What you need to do: For this exercise, repeat each entry exactly as written.

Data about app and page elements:
▶

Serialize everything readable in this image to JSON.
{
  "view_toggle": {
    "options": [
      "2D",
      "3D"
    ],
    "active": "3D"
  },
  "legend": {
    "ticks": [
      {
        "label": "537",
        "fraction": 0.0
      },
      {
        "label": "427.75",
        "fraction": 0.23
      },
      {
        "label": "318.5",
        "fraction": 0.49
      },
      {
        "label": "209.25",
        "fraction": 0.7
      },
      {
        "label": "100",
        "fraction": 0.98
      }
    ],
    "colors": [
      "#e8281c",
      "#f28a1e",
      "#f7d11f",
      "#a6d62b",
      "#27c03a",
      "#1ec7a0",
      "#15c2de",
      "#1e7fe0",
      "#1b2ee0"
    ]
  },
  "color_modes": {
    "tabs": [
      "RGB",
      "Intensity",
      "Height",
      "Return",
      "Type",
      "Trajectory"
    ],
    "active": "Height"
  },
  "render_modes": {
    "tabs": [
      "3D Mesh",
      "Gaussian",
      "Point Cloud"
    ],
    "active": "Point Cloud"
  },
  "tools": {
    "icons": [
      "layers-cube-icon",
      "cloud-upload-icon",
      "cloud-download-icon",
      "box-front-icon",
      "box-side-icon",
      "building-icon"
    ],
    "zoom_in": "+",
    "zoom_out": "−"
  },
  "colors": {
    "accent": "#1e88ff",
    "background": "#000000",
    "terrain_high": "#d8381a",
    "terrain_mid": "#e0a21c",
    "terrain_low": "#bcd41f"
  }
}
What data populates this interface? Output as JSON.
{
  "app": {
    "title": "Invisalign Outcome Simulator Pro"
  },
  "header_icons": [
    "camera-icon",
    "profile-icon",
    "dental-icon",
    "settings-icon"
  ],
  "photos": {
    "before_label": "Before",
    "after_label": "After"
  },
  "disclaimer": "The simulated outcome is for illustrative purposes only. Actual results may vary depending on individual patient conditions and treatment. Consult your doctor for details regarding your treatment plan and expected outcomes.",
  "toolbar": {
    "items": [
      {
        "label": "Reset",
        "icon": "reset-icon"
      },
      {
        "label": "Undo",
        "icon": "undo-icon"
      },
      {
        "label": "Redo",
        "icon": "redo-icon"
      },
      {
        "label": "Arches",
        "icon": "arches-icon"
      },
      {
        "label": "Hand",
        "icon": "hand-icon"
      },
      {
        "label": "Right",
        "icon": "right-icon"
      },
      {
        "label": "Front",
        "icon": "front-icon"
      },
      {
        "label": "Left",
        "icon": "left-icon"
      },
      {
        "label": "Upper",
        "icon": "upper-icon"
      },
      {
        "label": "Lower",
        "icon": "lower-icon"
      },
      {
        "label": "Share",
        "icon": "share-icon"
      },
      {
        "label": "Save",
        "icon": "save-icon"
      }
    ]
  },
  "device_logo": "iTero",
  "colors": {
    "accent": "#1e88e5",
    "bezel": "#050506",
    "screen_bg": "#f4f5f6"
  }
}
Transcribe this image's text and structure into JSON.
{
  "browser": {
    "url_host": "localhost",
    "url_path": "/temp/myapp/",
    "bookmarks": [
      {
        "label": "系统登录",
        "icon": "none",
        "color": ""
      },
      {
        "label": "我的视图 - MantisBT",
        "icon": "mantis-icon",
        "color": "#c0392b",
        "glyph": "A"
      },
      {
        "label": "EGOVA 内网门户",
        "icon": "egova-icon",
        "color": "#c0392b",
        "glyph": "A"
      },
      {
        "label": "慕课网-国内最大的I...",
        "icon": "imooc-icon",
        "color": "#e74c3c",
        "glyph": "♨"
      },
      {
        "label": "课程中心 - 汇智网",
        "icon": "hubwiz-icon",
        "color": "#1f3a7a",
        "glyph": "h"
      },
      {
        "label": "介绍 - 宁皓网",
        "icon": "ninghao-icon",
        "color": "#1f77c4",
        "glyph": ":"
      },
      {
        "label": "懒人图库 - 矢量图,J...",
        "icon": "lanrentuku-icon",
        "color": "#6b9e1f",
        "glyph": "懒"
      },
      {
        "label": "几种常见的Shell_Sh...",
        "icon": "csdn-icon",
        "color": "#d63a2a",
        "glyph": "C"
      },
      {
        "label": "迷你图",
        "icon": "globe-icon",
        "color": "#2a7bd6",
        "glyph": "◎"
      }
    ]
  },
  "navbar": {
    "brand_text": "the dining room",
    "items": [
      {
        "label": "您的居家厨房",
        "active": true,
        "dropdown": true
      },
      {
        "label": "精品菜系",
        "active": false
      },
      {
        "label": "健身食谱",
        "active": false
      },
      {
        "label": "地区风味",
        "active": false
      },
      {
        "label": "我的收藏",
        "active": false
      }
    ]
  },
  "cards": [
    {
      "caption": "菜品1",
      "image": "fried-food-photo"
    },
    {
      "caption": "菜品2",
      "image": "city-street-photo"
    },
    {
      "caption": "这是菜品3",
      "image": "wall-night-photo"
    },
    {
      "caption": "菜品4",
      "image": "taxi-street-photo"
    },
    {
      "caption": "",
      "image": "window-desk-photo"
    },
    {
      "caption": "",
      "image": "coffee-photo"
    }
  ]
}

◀

Task output:
Serialize everything readable in this image to JSON.
{
  "view_toggle": {
    "options": [
      "2D",
      "3D"
    ],
    "active": "3D"
  },
  "legend": {
    "ticks": [
      {
        "label": "537",
        "fraction": 0.0
      },
      {
        "label": "427.75",
        "fraction": 0.23
      },
      {
        "label": "318.5",
        "fraction": 0.49
      },
      {
        "label": "209.25",
        "fraction": 0.7
      },
      {
        "label": "100",
        "fraction": 0.98
      }
    ],
    "colors": [
      "#e8281c",
      "#f28a1e",
      "#f7d11f",
      "#a6d62b",
      "#27c03a",
      "#1ec7a0",
      "#15c2de",
      "#1e7fe0",
      "#1b2ee0"
    ]
  },
  "color_modes": {
    "tabs": [
      "RGB",
      "Intensity",
      "Height",
      "Return",
      "Type",
      "Trajectory"
    ],
    "active": "Height"
  },
  "render_modes": {
    "tabs": [
      "3D Mesh",
      "Gaussian",
      "Point Cloud"
    ],
    "active": "Point Cloud"
  },
  "tools": {
    "icons": [
      "layers-cube-icon",
      "cloud-upload-icon",
      "cloud-download-icon",
      "box-front-icon",
      "box-side-icon",
      "building-icon"
    ],
    "zoom_in": "+",
    "zoom_out": "−"
  },
  "colors": {
    "accent": "#1e88ff",
    "background": "#000000",
    "terrain_high": "#d8381a",
    "terrain_mid": "#e0a21c",
    "terrain_low": "#bcd41f"
  }
}
What data populates this interface? Output as JSON.
{
  "app": {
    "title": "Invisalign Outcome Simulator Pro"
  },
  "header_icons": [
    "camera-icon",
    "profile-icon",
    "dental-icon",
    "settings-icon"
  ],
  "photos": {
    "before_label": "Before",
    "after_label": "After"
  },
  "disclaimer": "The simulated outcome is for illustrative purposes only. Actual results may vary depending on individual patient conditions and treatment. Consult your doctor for details regarding your treatment plan and expected outcomes.",
  "toolbar": {
    "items": [
      {
        "label": "Reset",
        "icon": "reset-icon"
      },
      {
        "label": "Undo",
        "icon": "undo-icon"
      },
      {
        "label": "Redo",
        "icon": "redo-icon"
      },
      {
        "label": "Arches",
        "icon": "arches-icon"
      },
      {
        "label": "Hand",
        "icon": "hand-icon"
      },
      {
        "label": "Right",
        "icon": "right-icon"
      },
      {
        "label": "Front",
        "icon": "front-icon"
      },
      {
        "label": "Left",
        "icon": "left-icon"
      },
      {
        "label": "Upper",
        "icon": "upper-icon"
      },
      {
        "label": "Lower",
        "icon": "lower-icon"
      },
      {
        "label": "Share",
        "icon": "share-icon"
      },
      {
        "label": "Save",
        "icon": "save-icon"
      }
    ]
  },
  "device_logo": "iTero",
  "colors": {
    "accent": "#1e88e5",
    "bezel": "#050506",
    "screen_bg": "#f4f5f6"
  }
}
Transcribe this image's text and structure into JSON.
{
  "browser": {
    "url_host": "localhost",
    "url_path": "/temp/myapp/",
    "bookmarks": [
      {
        "label": "系统登录",
        "icon": "none",
        "color": ""
      },
      {
        "label": "我的视图 - MantisBT",
        "icon": "mantis-icon",
        "color": "#c0392b",
        "glyph": "A"
      },
      {
        "label": "EGOVA 内网门户",
        "icon": "egova-icon",
        "color": "#c0392b",
        "glyph": "A"
      },
      {
        "label": "慕课网-国内最大的I...",
        "icon": "imooc-icon",
        "color": "#e74c3c",
        "glyph": "♨"
      },
      {
        "label": "课程中心 - 汇智网",
        "icon": "hubwiz-icon",
        "color": "#1f3a7a",
        "glyph": "h"
      },
      {
        "label": "介绍 - 宁皓网",
        "icon": "ninghao-icon",
        "color": "#1f77c4",
        "glyph": ":"
      },
      {
        "label": "懒人图库 - 矢量图,J...",
        "icon": "lanrentuku-icon",
        "color": "#6b9e1f",
        "glyph": "懒"
      },
      {
        "label": "几种常见的Shell_Sh...",
        "icon": "csdn-icon",
        "color": "#d63a2a",
        "glyph": "C"
      },
      {
        "label": "迷你图",
        "icon": "globe-icon",
        "color": "#2a7bd6",
        "glyph": "◎"
      }
    ]
  },
  "navbar": {
    "brand_text": "the dining room",
    "items": [
      {
        "label": "您的居家厨房",
        "active": true,
        "dropdown": true
      },
      {
        "label": "精品菜系",
        "active": false
      },
      {
        "label": "健身食谱",
        "active": false
      },
      {
        "label": "地区风味",
        "active": false
      },
      {
        "label": "我的收藏",
        "active": false
      }
    ]
  },
  "cards": [
    {
      "caption": "菜品1",
      "image": "fried-food-photo"
    },
    {
      "caption": "菜品2",
      "image": "city-street-photo"
    },
    {
      "caption": "这是菜品3",
      "image": "wall-night-photo"
    },
    {
      "caption": "菜品4",
      "image": "taxi-street-photo"
    },
    {
      "caption": "",
      "image": "window-desk-photo"
    },
    {
      "caption": "",
      "image": "coffee-photo"
    }
  ]
}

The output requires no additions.